“It’s been really frustrating and quite scary,” local Wee Jasper resident Michelle Waters said.
“We have had days of temperatures in excess of 35 degrees, we haven’t had rain in over five weeks and we’re isolated out here, it really is scary.”
On March 1 Telstra cut the landline connections to the residents of Wee Jasper for upgrades to the lines. When residents were still not connected on Friday of last week, they contacted Telstra, which confirmed the reconnection would occur anywhere between March 9 and March 15.
“In Wee Jasper, there is no mobile phone coverage, there is no way of reaching the outside world unless you have satellite internet, which not many people have,” Mrs Waters continued.
“Living out here you expect a certain amount of isolation, but you don’t expect in 2016 to have no communication at all.”
A Wee Jasper fire truck has been parked out the front of the Wee Jasper Primary School to access emergency radio reception. However, Sunday afternoon a storm hit the small community and a lightning strike sparked a fire.
“It was a grass fire that was fairly easy to put out, but it took the fire truck away from the village, this is just not fair.”
Local resident Suanne Grieve is frustrated by the lack of response from Telstra.
“They keep telling us that there isn’t a problem,” she said.
“They don’t actually believe that we have no connection at all.”
Speaking to other residents around the Wee Jasper community, Mrs Grieve found she was not alone in her grievances.
“I don’t think anyone is connected. I have phoned all resources and made complaints about it, I finally took my complaints to the Ombudsman,” she continued.
“Today [yesterday] I received a call from DODO, my provider, who told me they will send a technician out around 15 -17 of March!”
The Tribune contacted Telstra, which stated the issue began with a hardware fault at the exchange.
A spokesperson from Telstra claimed that the fault was repaired but the impact of the subsequent storm last week then caused further issues to services.
In a statement, Telstra wished to apologise for the time taken to resolve the issue and said that services would be restored in the following days.
“We wish to apologise to customers in the Wee Jasper area for the issues they have experienced with their services,” a Telstra spokesperson said.
“We have technicians currently working to restore impacted services and we expect these to be resolved over the next two days.”
Both state and federal Yass Valley members, Angus Taylor and Pru Goward were contacted by local residents to advocate for the same communication rights.
The federal member for Hume said he was extremely disappointed these problems are persisting.
“I am frustrated.
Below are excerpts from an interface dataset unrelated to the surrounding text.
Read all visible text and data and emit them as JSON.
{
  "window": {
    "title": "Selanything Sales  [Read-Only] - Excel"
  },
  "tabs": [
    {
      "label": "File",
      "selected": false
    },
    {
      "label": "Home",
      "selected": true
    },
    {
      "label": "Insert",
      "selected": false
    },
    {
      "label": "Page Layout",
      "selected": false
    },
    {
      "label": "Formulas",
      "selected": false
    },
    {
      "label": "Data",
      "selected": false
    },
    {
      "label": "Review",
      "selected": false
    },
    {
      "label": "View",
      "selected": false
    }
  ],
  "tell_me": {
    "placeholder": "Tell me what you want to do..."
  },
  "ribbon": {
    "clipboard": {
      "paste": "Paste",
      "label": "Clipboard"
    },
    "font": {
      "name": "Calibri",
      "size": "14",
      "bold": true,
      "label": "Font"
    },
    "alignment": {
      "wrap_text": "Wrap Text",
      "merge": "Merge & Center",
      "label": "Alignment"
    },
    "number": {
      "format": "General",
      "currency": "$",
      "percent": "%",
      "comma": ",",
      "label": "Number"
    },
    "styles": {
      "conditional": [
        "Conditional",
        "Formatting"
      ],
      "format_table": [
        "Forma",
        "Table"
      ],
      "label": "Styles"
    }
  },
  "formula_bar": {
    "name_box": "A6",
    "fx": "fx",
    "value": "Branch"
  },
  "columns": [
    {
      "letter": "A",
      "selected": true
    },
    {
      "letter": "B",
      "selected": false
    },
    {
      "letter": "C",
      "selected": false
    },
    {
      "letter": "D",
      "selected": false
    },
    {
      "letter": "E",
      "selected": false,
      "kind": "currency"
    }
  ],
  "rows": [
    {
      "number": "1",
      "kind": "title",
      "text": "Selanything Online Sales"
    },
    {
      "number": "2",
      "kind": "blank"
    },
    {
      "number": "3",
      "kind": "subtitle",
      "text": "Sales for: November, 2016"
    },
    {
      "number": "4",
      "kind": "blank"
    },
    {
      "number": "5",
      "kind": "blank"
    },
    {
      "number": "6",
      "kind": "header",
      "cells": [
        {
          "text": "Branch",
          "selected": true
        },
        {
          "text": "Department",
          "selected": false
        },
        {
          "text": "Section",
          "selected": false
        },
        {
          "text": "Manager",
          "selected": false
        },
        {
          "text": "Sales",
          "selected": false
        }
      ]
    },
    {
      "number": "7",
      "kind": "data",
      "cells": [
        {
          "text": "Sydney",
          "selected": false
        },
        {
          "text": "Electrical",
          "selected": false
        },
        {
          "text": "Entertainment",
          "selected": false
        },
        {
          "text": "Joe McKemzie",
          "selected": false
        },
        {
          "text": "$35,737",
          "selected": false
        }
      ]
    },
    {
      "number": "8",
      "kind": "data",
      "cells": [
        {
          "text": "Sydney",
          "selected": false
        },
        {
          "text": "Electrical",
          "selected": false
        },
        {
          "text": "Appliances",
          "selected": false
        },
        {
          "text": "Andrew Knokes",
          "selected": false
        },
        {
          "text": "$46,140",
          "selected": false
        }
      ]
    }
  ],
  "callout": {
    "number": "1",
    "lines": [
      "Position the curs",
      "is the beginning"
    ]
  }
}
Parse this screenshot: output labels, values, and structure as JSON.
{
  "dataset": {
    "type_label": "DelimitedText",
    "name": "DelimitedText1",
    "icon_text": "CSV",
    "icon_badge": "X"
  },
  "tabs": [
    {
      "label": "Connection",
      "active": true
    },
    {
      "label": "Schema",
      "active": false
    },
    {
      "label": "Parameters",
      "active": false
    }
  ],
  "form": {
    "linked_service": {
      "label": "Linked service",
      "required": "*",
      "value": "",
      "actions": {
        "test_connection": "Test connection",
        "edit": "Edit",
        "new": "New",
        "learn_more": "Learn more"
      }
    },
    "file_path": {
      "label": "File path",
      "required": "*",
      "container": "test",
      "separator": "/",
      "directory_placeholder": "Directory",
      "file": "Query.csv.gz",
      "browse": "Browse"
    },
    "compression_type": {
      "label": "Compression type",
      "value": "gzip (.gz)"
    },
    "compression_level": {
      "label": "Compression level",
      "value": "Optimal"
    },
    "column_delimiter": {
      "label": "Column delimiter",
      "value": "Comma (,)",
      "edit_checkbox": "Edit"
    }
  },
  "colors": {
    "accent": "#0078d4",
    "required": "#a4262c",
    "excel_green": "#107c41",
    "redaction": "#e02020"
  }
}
The community is frustrated and well should they be. Having reliable landline phone access is a basic service,” he said.
“Telstra is bound by service obligations to ensure customers have this reliable access, but I seriously question whether the company is doing enough to meet this standard, especially in the more isolated parts of my electorate.
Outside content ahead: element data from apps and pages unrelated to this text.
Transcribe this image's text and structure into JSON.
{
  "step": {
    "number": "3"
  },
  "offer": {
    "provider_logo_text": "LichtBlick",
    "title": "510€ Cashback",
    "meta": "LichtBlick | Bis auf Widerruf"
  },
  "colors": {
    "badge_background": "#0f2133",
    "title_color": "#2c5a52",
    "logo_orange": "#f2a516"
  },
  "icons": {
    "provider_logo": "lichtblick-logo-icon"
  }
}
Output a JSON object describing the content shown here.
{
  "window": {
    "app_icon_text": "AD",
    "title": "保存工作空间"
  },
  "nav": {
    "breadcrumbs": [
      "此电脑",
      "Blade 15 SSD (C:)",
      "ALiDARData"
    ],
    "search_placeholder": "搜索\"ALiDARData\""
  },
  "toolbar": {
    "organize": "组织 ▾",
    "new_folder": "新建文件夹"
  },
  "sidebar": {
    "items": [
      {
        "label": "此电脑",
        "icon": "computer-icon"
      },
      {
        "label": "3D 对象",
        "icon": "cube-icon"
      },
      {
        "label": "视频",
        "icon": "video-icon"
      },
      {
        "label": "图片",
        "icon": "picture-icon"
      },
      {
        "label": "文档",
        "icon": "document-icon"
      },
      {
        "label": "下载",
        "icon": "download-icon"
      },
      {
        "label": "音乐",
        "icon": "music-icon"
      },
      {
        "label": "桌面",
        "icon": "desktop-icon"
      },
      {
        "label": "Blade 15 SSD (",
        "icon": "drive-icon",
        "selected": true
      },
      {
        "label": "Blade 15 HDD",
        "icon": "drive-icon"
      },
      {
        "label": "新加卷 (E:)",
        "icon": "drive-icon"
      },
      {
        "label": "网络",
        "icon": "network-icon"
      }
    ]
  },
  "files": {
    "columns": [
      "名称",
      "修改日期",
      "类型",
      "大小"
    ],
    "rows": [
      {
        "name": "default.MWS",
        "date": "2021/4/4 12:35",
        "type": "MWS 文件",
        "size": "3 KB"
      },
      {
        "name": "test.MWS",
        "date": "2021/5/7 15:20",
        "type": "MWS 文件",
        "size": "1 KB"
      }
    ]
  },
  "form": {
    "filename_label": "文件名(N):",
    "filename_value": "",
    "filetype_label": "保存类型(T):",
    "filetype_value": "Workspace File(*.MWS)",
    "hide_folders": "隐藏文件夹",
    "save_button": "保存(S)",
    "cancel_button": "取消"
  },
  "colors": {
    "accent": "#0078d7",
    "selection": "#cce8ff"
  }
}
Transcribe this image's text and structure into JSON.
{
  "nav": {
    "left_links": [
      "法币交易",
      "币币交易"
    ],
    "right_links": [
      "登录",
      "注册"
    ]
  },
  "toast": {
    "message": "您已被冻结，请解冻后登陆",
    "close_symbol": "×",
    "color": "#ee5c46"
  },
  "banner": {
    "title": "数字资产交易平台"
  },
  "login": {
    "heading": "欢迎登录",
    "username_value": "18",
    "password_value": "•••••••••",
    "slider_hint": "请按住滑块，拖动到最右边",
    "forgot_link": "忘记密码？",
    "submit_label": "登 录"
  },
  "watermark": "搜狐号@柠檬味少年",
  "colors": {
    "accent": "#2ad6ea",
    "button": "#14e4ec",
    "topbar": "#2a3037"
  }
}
“The Wee Jasper situation demands an urgent please explain from Telstra. I am seeking assurances from them that this doesn’t happen again.”
Goulburn MP, Ms Goward was extremely shocked about the poor standards of communication in Wee Jasper.
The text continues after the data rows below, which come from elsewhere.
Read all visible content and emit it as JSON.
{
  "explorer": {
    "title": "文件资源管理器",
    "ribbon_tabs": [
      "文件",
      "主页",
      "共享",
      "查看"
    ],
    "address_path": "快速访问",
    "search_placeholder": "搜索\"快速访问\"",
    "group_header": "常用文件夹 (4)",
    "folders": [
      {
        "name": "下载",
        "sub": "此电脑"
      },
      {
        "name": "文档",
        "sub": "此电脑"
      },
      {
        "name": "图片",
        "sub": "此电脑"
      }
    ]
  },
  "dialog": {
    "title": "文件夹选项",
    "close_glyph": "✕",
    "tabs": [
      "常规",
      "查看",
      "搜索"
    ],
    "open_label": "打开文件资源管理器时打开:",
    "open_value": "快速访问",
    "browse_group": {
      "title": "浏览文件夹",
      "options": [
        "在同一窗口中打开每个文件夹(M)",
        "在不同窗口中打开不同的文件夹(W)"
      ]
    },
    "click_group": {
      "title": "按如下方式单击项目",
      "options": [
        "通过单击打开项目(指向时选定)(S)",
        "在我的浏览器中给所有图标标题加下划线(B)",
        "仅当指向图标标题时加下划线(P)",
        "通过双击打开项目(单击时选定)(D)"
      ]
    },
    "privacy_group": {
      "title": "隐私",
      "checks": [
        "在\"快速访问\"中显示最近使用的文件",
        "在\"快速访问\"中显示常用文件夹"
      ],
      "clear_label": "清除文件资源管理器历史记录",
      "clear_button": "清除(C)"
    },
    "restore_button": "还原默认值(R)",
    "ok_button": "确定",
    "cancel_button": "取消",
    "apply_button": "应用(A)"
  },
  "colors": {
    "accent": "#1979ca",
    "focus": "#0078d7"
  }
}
“In this day and age a community like Wee Jasper, so close to the Nation’s capital, could be isolated due to a lack of mobile and landline coverage. It is particularly troubling to be without this access at this time of the year with it being so dry and so prone to bushfires,” she said.
“I will be standing with the Wee Jasper community to advocate for better mobile and landline coverage.”